MATERIAL PROVIDED:
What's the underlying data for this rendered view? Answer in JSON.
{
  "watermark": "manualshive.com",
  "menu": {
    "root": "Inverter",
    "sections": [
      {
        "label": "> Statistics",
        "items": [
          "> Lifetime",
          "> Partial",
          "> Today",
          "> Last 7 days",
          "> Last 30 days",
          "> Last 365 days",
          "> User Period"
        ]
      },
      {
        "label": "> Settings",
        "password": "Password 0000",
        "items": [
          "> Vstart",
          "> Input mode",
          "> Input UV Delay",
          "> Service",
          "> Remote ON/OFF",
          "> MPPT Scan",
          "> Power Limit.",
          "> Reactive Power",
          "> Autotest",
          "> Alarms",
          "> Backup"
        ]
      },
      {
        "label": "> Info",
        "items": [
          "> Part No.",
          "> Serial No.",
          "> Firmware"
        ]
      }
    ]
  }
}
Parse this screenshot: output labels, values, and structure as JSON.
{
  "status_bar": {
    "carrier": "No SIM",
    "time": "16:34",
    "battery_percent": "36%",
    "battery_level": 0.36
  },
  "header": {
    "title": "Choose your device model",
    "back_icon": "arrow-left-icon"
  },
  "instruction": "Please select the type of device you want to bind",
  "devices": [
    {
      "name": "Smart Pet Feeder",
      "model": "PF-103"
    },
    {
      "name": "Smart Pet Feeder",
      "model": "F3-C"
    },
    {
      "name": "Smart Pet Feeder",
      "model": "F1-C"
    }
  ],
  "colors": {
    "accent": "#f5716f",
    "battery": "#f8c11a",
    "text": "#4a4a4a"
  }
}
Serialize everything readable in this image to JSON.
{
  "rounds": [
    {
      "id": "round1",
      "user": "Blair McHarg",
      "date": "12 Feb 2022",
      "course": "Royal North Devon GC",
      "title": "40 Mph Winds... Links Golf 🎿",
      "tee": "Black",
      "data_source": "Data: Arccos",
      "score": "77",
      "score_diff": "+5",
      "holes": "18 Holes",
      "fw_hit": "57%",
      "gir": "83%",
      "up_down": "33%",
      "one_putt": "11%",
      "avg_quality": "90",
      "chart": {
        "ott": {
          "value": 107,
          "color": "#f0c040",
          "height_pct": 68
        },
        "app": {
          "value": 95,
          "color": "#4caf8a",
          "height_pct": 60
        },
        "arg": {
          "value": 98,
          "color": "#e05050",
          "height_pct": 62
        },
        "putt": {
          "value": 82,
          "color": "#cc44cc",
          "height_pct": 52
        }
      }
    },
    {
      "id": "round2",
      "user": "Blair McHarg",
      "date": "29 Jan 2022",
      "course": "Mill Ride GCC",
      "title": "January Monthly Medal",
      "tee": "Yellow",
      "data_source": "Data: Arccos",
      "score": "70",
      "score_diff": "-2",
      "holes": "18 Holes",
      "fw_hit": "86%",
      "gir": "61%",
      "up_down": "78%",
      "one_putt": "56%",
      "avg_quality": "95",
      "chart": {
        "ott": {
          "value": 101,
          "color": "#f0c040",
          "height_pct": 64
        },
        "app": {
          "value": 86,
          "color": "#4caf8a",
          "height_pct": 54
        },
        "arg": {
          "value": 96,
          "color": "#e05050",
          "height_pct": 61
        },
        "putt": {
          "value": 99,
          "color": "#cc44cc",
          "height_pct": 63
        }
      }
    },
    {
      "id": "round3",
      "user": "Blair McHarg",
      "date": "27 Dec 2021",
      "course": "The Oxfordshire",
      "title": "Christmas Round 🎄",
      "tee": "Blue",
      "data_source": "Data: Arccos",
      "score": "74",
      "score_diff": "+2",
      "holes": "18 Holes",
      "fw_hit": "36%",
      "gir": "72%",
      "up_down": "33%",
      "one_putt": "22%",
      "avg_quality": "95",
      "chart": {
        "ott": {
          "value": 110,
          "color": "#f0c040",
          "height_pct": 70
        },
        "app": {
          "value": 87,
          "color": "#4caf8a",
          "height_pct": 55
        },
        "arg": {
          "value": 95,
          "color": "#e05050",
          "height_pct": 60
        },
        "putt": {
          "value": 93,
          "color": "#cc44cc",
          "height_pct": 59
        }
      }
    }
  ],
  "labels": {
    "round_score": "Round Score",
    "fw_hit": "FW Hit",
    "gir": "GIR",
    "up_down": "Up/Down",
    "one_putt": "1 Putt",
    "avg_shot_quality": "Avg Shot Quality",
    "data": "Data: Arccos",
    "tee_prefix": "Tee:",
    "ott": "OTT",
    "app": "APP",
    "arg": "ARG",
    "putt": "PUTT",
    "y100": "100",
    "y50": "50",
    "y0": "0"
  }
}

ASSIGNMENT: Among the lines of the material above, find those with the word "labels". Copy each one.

ANSWER SPACE:
Parse this screenshot: output labels, values, and structure as JSON.
  "labels": {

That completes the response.